Over a four-year period, Deborah helped the families of 25 fallen warriors find a voice for their grief. The end result produced another book: Surviving the Folded Flag: Parents of war share stories of coping, courage, and faith. Published in 2010, it has provided vital comfort for many suffering families.

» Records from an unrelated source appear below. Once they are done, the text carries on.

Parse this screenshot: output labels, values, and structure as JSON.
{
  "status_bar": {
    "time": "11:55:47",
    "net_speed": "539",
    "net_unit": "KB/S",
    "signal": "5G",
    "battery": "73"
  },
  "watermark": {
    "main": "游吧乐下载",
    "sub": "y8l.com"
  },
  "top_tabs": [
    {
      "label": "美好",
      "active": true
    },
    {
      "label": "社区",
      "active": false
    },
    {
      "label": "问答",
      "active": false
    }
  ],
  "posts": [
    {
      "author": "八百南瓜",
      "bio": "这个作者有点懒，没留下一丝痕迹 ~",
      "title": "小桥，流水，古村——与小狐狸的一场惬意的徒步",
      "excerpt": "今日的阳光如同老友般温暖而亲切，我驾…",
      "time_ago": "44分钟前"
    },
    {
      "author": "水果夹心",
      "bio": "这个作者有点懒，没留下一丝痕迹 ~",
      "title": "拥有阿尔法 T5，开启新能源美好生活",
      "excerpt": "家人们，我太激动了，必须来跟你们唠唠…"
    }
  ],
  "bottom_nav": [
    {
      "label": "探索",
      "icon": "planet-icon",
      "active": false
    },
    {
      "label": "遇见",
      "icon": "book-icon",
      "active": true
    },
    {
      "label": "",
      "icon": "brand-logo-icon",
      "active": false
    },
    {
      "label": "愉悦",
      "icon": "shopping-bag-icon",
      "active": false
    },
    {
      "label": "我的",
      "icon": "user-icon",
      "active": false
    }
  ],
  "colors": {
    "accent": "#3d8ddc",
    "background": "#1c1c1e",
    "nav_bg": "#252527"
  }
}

“Other than sharing the lives and deaths of their warrior children, the work gave them an opportunity to see how far they had come in their own grief journeys,” Deborah says. No one ever believes that a day will come when mental breakdowns and heavy tears will become less intense and less in episodes. Surviving the Folded Flag lets other bereaved family members know that with proper care of their health and placing their eyes on others, with time, the intense pain will lighten and tears will eventually come less often and more controlled. Deborah likens this progression to consistent aerobic exercise. With time, for those who exercise daily to stay in shape, the quicker their breathing recovery becomes after a hard run, swim, or other exercise. This is similar to the intense work needed to get through severe grief. With time, the bereaved person, who seeks support from others and takes care of their health, more quickly overcomes the attacks grief places on them and the less frequently “grief episodes” occur.
Deborah has offered her books and her support to many families as she attends funerals or memorial services for fallen warriors. She asks the casualty assistance officer, “’Would you mind letting them know I’m here to give them a hug, and let them know that they don’t have to walk this journey alone.’” Her hugs, and the words in her books, offer families comfort.
One mom who received a hug and a copy of Surviving the Folded Flag told Deborah she didn’t know what she would have done without the book. “I keep the book on my bedside table to remind myself that I am not alone,” she said.
Deborah has never wanted people to feel alone, especially those who have lost a loved one. She recognized the holidays are often the most difficult times for grieving families, so she and her husband created a nonprofit organization called Bereaved Military Families of America (soon to be known as Hearts for Military Heroes). And in 2010, they started the Gold Star Holiday Retreat.
Gold Star families gather in Panama City Beach, Florida, the first weekend of December for a retreat with families who feel the same pain and share similar stories. That first year, 67 attendees came for the event, and the following year attendance grew to 167.
Deborah and David do not intend to allow the event to get so big it loses its intimacy, but they are hopeful the tradition of Gold Star Holiday Retreats will begin in other places around the country.
As part of Deborah’s own movement through grief, she has found herself exploring what it is to be a children’s writer. She has spent so much of her life helping people come to grips with real pain through writing, she looks forward to inspiring the hopeful innocence of children through make-believe stories. She has found happiness using her gifts for narrative and tapping into her role as a storyteller. She is currently volunteering regularly at a zoo, and her current writing project is a children’s book set at a zoo.
Stories connect us, and the common stories of loss, grief, love, and redemption pull us together when we feel as though we are being torn apart. Deborah Tainsh has made it her life’s mission to use words and stories to make sense of the senseless and to offer love to the lonely.
*Gold Star families is the term given to military family members of a fallen service member…a tradition started during WWI.